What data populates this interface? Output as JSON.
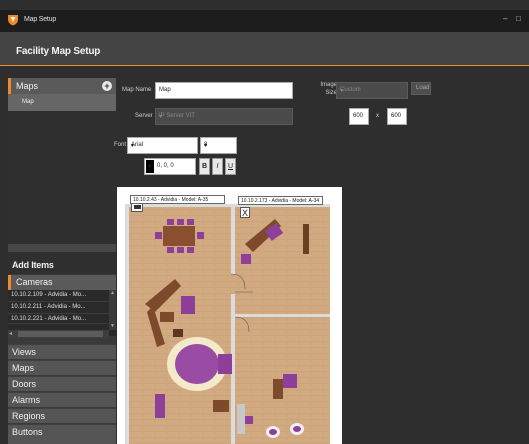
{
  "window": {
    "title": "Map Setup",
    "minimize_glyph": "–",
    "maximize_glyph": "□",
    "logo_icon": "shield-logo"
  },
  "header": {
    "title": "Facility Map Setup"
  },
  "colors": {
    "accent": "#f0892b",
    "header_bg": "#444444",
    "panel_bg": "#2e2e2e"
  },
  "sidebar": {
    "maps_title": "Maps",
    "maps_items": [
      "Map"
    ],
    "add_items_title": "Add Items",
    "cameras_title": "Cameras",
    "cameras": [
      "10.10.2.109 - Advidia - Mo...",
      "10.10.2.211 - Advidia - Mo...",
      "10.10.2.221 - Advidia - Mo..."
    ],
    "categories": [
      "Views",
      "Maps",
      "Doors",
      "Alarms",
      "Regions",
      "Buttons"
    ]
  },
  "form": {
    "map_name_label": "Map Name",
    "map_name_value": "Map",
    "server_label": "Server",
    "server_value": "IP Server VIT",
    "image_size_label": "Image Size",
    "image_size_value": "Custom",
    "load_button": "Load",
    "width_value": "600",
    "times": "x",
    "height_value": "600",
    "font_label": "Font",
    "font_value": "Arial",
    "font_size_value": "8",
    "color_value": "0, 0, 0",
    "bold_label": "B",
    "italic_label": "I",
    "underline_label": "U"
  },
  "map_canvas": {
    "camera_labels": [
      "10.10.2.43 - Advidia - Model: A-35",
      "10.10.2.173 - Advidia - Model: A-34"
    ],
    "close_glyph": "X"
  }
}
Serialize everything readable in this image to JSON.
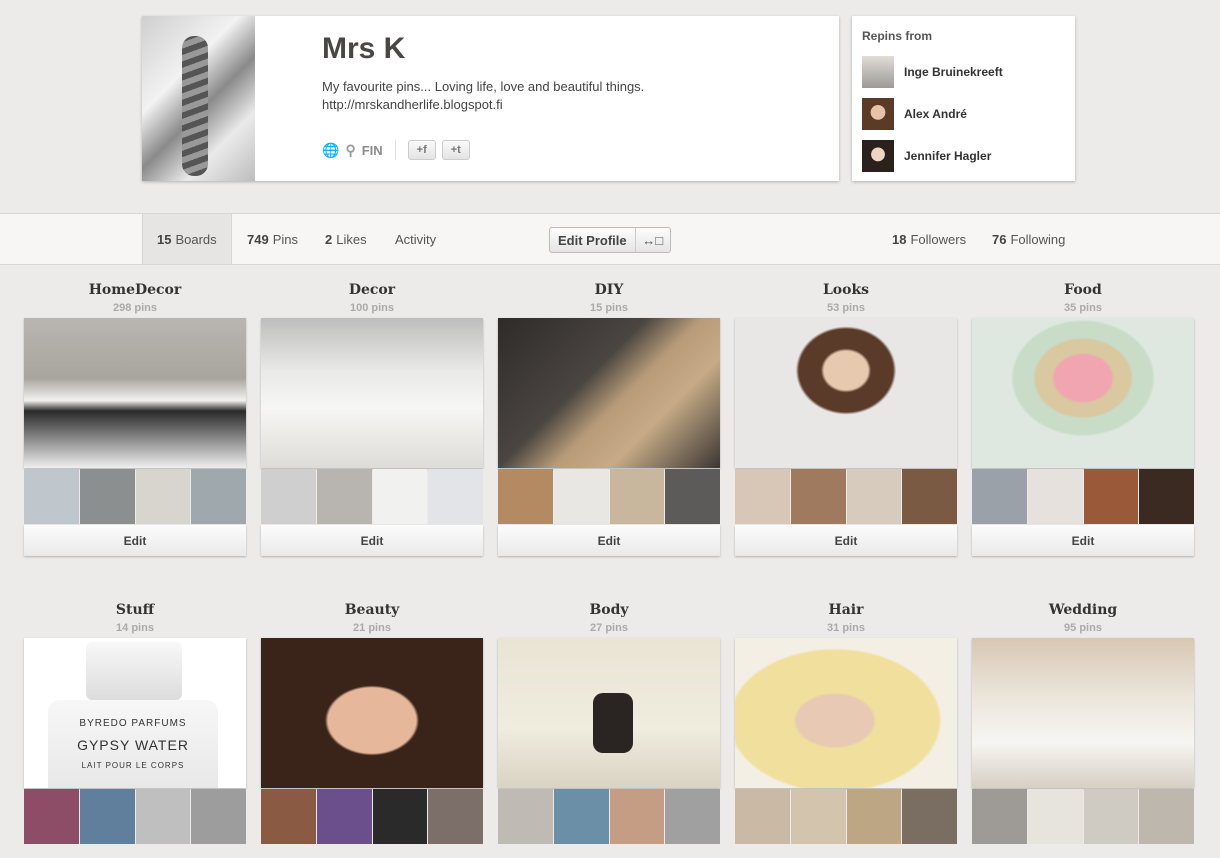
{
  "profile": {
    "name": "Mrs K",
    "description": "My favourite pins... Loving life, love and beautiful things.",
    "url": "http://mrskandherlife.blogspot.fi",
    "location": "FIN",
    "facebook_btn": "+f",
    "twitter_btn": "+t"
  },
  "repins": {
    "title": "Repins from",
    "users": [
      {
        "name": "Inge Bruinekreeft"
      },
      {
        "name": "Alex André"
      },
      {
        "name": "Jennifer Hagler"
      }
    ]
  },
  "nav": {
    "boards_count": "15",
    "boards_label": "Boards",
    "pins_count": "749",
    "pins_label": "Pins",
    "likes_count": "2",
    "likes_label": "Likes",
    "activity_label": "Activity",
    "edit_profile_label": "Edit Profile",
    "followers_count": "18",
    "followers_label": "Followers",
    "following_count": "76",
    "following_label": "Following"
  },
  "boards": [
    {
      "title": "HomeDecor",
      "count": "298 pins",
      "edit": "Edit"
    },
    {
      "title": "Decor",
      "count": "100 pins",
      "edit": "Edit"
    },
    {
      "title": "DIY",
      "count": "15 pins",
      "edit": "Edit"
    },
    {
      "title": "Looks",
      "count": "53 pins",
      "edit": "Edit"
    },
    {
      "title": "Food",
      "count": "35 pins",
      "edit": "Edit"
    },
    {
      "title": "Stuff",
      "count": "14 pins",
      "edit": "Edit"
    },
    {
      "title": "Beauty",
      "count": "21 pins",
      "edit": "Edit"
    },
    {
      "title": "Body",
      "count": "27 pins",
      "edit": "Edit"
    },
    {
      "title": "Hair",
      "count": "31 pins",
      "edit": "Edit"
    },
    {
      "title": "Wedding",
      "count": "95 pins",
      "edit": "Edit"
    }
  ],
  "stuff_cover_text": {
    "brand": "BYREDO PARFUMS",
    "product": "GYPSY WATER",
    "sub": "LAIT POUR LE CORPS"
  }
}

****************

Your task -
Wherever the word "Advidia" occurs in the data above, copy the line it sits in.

Output for this exercise -
      "10.10.2.109 - Advidia - Mo...",
      "10.10.2.211 - Advidia - Mo...",
      "10.10.2.221 - Advidia - Mo..."
      "10.10.2.43 - Advidia - Model: A-35",
      "10.10.2.173 - Advidia - Model: A-34"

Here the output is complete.